Erik Killmonger (Michael B. Jordan) remains one of the most sympathetic villains, if not the most, in all of the MCU. While, like the men who murder his father, he commits horrible crimes to achieve his goals, he believes in their righteousness. The film is filled with characters harboring different ideas about what the "right" thing is and fighting with everything in them for whatever that proves to be. Among such characters, W'Kabi (Daniel Kaluuya) comes off as little more than an opportunistic jerk.

W'Kabi is visibly smug and satisfied when Killmonger is first revealed in the throne room to T'Challa (Chadwick Boseman), and he sides with Killmonger — even against his own wife, Okoye (Danai Gurira) — in the film's final battle. It's no surprise we don't find him fighting alongside his fellow Wakandans in either "Infinity War" or "Endgame." 

A deleted scene released in May 2018 may have actually made W'Kabi more likable to fans. Taking place shortly after Killmonger defeats T'Challa and assumes the Wakandan throne, the scene shows a tense exchange between W'Kabi and Okoye. Among other things, the audience learns just how much pain W'Kabi still suffers over the deaths of his parents at the hands of Ulysses Klaue (Andy Serkis), who T'Challa fails to bring back to Wakanda with him. 

Hawkeye doesn't always hit the bullseye

Hawkeye gets a lot of disrespect and it isn't hard to understand why. He's an archer fighting alongside gods, monsters and super soldiers. Ryan Reynolds' Deadpool disses him hard in 2018's "Deadpool 2" when — with his healing powers suppressed — he says, "My super power is just unbridled cancer. Give me a bow and arrow and I'm basically Hawkeye." 

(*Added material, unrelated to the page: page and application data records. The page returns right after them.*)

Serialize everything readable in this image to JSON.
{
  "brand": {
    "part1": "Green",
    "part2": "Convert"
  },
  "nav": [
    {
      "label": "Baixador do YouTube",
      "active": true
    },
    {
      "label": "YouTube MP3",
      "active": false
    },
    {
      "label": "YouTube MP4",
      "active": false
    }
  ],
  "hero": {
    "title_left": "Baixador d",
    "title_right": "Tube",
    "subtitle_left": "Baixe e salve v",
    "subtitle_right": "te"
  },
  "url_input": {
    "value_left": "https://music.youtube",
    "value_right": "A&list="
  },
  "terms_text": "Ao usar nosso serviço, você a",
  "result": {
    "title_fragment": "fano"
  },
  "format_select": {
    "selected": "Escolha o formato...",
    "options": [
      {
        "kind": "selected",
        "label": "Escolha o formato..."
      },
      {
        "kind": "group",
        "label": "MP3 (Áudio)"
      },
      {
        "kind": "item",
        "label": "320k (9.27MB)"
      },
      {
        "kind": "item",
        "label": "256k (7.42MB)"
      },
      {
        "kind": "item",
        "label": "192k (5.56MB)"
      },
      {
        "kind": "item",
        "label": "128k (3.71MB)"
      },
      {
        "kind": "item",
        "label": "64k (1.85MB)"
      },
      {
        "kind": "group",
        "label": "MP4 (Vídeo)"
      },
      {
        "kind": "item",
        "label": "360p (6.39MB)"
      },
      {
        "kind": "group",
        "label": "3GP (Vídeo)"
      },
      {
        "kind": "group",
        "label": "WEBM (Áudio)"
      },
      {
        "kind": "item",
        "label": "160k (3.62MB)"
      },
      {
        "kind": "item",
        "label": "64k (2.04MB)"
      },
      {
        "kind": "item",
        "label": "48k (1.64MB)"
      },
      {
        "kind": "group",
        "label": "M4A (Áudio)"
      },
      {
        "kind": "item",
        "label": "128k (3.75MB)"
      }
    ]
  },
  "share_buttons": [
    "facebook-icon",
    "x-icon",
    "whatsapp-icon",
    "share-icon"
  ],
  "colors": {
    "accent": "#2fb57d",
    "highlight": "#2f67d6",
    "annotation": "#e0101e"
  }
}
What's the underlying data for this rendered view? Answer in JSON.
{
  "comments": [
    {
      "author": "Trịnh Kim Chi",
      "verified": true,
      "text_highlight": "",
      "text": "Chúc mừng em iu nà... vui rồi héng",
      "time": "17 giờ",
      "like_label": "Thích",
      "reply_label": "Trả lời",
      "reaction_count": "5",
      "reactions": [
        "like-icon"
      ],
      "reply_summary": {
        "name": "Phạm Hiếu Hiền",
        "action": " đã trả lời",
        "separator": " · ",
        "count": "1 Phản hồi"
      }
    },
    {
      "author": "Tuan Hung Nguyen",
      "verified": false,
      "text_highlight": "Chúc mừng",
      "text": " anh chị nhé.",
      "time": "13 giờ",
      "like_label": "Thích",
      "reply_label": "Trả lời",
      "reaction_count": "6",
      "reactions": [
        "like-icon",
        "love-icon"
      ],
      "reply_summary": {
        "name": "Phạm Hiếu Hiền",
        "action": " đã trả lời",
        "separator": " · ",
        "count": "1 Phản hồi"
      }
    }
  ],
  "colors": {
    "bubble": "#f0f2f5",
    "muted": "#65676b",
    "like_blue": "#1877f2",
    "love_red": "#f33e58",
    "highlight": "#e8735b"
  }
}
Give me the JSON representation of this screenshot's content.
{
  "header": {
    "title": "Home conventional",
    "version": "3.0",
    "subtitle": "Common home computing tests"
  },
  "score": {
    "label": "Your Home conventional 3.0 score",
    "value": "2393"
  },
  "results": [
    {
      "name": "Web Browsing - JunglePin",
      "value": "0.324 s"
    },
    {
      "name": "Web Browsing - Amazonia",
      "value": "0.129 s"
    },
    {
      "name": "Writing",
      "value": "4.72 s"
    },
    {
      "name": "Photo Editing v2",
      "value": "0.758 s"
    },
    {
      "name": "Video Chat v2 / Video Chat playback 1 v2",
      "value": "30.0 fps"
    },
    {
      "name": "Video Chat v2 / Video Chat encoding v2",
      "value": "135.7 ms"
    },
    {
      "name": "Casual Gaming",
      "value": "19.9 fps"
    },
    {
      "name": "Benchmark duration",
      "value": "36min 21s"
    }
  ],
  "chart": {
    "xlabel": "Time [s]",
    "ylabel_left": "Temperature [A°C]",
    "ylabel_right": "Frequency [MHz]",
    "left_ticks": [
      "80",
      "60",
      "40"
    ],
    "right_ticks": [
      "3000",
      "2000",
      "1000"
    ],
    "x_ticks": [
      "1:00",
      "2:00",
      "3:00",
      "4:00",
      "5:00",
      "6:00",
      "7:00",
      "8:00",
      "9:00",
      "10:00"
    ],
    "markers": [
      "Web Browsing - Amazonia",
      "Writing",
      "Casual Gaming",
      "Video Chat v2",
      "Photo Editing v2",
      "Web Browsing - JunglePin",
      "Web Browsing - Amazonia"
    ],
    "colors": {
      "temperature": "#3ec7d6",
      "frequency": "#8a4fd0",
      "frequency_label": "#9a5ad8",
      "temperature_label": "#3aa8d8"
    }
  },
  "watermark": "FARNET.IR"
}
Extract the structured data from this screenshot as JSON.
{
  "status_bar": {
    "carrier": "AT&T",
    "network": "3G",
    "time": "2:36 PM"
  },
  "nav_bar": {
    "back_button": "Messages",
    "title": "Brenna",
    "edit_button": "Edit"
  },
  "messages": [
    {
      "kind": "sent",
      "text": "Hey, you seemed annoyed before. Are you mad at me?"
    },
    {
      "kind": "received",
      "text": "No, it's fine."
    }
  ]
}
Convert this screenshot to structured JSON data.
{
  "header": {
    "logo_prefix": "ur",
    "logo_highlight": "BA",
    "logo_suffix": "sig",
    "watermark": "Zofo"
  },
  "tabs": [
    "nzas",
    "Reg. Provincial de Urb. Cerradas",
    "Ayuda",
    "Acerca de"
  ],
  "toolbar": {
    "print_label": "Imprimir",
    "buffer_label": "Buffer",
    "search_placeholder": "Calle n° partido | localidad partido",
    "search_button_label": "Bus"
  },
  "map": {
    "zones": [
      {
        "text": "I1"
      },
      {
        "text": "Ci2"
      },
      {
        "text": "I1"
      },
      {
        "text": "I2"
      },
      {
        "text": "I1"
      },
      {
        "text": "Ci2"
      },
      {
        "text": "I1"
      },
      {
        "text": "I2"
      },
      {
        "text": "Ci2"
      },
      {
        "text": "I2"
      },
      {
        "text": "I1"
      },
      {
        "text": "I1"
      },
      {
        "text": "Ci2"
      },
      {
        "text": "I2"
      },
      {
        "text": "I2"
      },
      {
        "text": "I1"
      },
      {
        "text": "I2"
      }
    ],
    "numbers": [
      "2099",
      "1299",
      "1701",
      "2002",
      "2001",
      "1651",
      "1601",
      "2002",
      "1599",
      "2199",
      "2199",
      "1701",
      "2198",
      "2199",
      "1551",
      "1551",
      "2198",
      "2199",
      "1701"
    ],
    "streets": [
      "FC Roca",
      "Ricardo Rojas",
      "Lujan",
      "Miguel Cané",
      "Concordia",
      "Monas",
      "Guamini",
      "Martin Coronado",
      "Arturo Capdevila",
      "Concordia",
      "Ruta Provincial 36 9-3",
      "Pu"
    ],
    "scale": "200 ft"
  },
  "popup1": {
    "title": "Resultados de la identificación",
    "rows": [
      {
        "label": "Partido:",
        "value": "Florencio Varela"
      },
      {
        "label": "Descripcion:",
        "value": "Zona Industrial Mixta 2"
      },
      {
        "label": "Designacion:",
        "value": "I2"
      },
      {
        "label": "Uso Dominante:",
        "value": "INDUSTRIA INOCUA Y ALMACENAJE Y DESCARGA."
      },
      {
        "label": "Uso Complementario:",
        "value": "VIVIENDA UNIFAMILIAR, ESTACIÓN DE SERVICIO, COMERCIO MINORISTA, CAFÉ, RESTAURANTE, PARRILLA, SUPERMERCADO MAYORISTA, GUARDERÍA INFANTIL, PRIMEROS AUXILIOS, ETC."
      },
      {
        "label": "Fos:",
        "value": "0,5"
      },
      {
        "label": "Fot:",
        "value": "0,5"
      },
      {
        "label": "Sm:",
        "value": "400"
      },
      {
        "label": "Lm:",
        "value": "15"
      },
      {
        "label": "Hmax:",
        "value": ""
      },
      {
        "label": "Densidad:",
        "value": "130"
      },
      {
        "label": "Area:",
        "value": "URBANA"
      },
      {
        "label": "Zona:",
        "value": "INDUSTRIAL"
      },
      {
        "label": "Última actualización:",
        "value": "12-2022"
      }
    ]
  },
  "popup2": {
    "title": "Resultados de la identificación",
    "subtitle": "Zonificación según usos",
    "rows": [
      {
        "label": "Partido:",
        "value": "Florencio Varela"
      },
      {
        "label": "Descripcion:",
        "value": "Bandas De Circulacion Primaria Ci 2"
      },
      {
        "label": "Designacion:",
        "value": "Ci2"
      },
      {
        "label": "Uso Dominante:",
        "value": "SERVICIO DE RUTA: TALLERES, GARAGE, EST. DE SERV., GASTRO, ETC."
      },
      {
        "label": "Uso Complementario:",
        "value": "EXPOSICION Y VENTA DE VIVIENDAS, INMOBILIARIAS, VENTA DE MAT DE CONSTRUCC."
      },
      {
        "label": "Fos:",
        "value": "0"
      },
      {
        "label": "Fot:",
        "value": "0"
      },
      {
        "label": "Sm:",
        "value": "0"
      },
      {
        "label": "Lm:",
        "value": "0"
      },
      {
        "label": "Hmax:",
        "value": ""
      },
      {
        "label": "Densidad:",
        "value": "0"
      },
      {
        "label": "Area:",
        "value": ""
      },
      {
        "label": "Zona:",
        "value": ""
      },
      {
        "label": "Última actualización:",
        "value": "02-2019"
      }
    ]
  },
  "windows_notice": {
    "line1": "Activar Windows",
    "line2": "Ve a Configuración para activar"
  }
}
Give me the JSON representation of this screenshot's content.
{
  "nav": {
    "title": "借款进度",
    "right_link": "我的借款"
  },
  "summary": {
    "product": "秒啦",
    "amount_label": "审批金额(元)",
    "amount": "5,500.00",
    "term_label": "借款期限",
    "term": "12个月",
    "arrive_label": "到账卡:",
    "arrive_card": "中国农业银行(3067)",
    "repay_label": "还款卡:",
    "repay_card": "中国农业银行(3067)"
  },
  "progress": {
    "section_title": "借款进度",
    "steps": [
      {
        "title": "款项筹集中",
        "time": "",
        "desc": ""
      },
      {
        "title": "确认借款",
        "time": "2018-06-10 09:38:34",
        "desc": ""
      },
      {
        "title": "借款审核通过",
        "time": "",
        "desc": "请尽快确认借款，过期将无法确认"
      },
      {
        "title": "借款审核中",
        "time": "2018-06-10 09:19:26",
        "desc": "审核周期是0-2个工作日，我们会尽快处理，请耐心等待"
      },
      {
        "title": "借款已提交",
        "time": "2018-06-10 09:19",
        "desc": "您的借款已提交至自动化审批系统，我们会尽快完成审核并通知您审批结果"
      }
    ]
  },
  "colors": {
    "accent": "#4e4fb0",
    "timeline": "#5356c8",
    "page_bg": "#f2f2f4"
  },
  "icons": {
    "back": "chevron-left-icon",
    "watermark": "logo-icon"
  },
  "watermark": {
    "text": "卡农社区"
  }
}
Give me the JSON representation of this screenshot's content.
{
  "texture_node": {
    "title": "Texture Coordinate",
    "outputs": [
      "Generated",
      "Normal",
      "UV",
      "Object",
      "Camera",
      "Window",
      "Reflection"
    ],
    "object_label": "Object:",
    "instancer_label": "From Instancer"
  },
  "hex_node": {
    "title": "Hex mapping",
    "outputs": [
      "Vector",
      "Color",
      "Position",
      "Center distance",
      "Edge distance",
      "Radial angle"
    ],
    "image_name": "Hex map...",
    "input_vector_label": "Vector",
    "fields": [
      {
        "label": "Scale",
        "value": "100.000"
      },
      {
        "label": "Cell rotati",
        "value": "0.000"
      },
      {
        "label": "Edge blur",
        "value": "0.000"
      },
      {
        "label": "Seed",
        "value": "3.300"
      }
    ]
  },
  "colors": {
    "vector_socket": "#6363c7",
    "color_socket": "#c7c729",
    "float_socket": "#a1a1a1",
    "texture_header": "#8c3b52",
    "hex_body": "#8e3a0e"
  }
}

Renner has been known to get in on the fun himself, both canonically and otherwise. Hosting "Saturday Night Live" in September 2012, Renner played Hawkeye in a sketch mocking the hero for being limited to his archery. Three years later, in the climactic battle of "Age of Ultron," Hawkeye quips to Wanda, "The city is flying and we're fighting an army of robots. And I have a bow and arrow. Nothing makes sense."

Part of the problem could be Hawkeye's strange introduction to the MCU. Hawkeye doesn't get more than a cameo until 2012's "Avengers." In an interview that year with Games Radar, Renner admitted he was unhappy with how his character spends most of that movie under Loki's mind control. Renner explained that in the film he "isn't even really a bad guy, because there's not really a consciousness to him."

If nothing else, seeing Clint Barton tear through crooks with a sword in 2019's "Avengers: Endgame" hopefully cured fans of the opinion he's only an archer. His upcoming Disney+ series may boost his popularity as well.

Iron Fist was the first Marvel Netflix bomb

In retrospect, it's tough to not feel sorry for Finn Jones, who played the titular hero in Netflix's "Iron Fist." When he was cast, the actor was coming off "Game of Thrones" and seemed to be a young star on the rise — but before Season 1 even aired, both Jones personally and the show in general weathered a whitewashing controversy that got so heated that Jones eventually jumped ship from Twitter

The first season feels rushed in order to set up "The Defenders" — an idea heavily supported by Jones telling Metro in March 2017 that the filming schedule was so tight he was often not learning the choreography for fight scenes until 15 minutes before they were shot. That rushed feel helped "Iron Fist" become the first of Marvel's Netflix shows to be critically panned, with fans singling out the overly-edited fight scenes as disappointing cover-ups for a perceived lack of martial artistry. 

Not to mention that in spite of Danny Rand having the most mystical origin of all the Netflix Marvel heroes, the series never took advantage of this. For example, when the BBC talked to fans in the wake of the series' cancellation, comic book fan Ian Newport rightly pointed out that in spite of Rand getting his powers by ripping out the heart of a dragon — something that could make for an amazing visual — it was never shown in the series.